▶ _Work to be completed_
For the word "Advance", work out how many lines in the records below contain it and state that count alone.

(Saved entries)
'''

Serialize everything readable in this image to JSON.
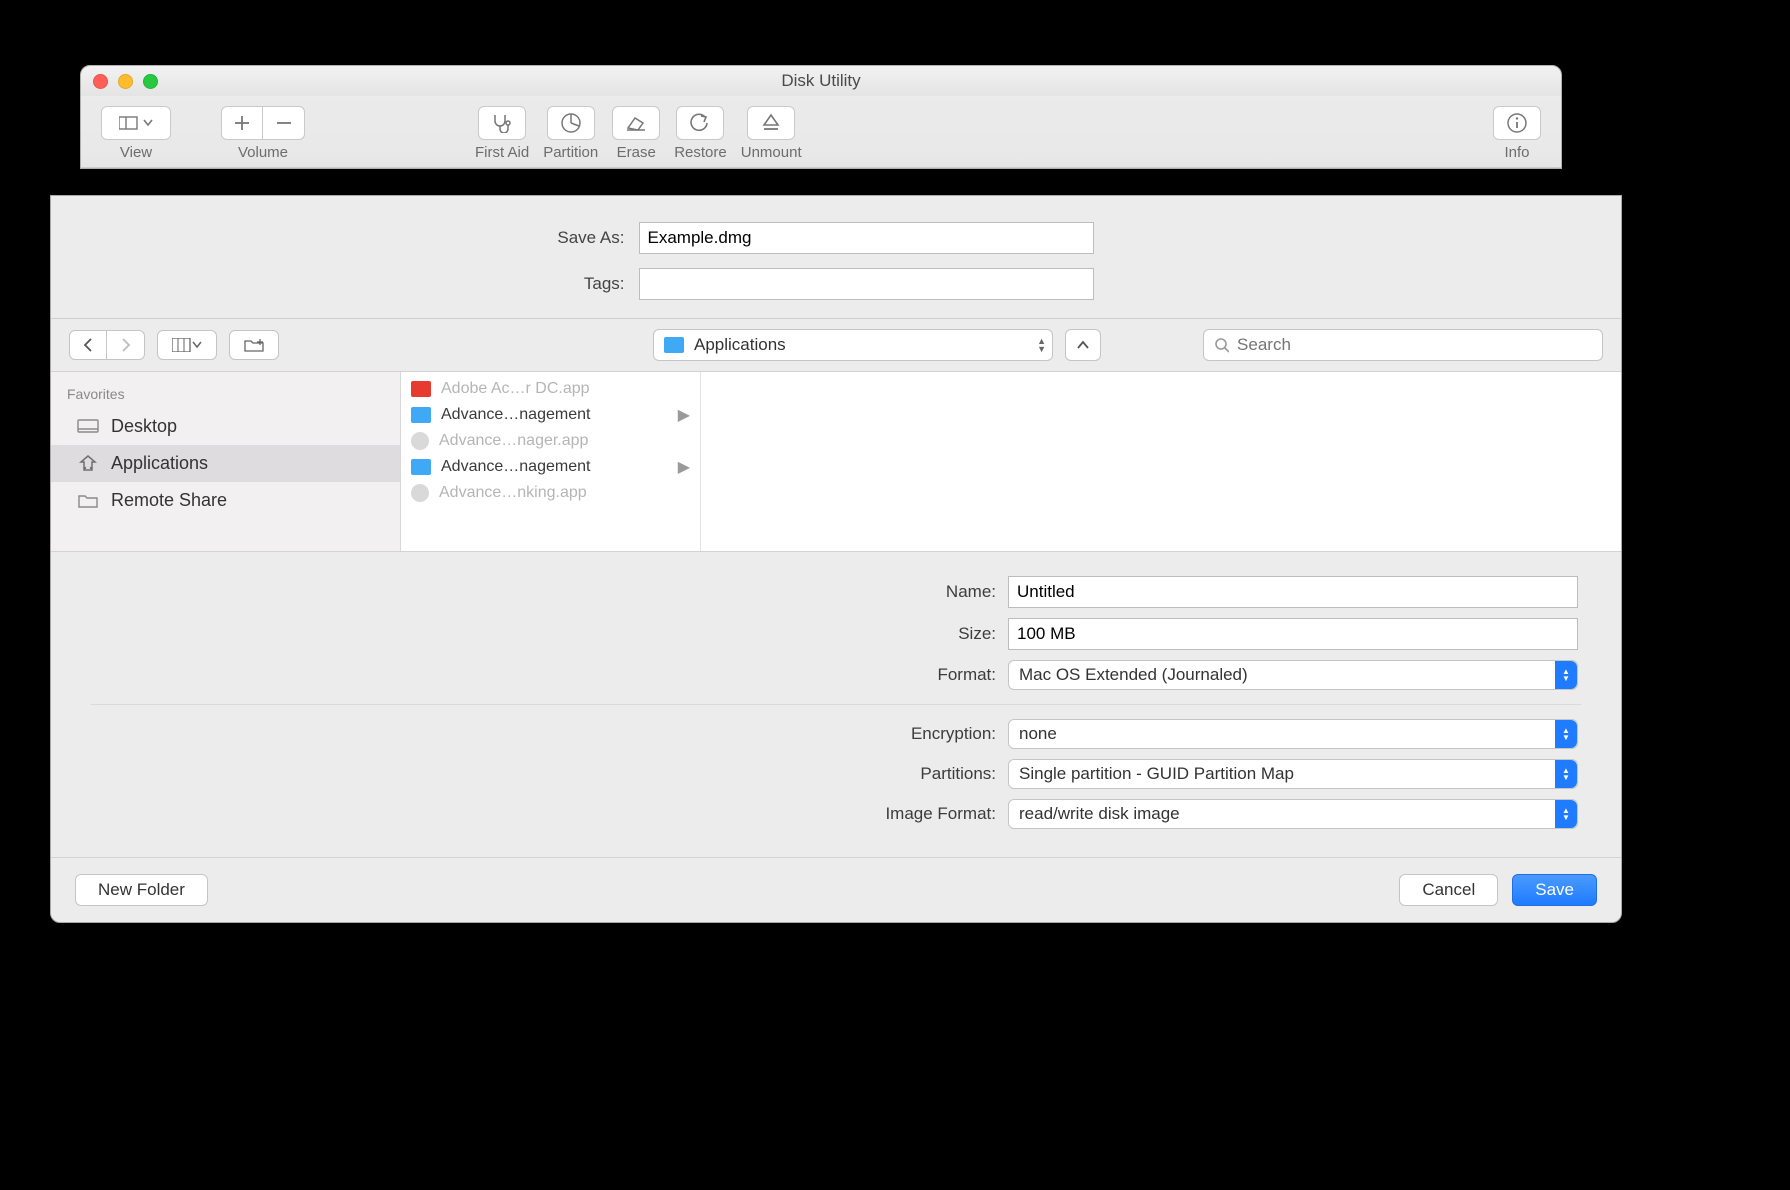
{
  "window": {
    "title": "Disk Utility",
    "toolbar": {
      "view": "View",
      "volume": "Volume",
      "first_aid": "First Aid",
      "partition": "Partition",
      "erase": "Erase",
      "restore": "Restore",
      "unmount": "Unmount",
      "info": "Info"
    }
  },
  "sheet": {
    "save_as_label": "Save As:",
    "save_as_value": "Example.dmg",
    "tags_label": "Tags:",
    "location_label": "Applications",
    "search_placeholder": "Search",
    "sidebar_header": "Favorites",
    "sidebar_items": [
      {
        "label": "Desktop",
        "selected": false
      },
      {
        "label": "Applications",
        "selected": true
      },
      {
        "label": "Remote Share",
        "selected": false
      }
    ],
    "file_list": [
      {
        "label": "Adobe Ac…r DC.app",
        "kind": "pdf",
        "dim": true,
        "arrow": false
      },
      {
        "label": "Advance…nagement",
        "kind": "folder",
        "dim": false,
        "arrow": true
      },
      {
        "label": "Advance…nager.app",
        "kind": "globe",
        "dim": true,
        "arrow": false
      },
      {
        "label": "Advance…nagement",
        "kind": "folder",
        "dim": false,
        "arrow": true
      },
      {
        "label": "Advance…nking.app",
        "kind": "globe",
        "dim": true,
        "arrow": false
      }
    ],
    "options": {
      "name_label": "Name:",
      "name_value": "Untitled",
      "size_label": "Size:",
      "size_value": "100 MB",
      "format_label": "Format:",
      "format_value": "Mac OS Extended (Journaled)",
      "encryption_label": "Encryption:",
      "encryption_value": "none",
      "partitions_label": "Partitions:",
      "partitions_value": "Single partition - GUID Partition Map",
      "image_format_label": "Image Format:",
      "image_format_value": "read/write disk image"
    },
    "footer": {
      "new_folder": "New Folder",
      "cancel": "Cancel",
      "save": "Save"
    }
  }
}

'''

▶ _Your response_
4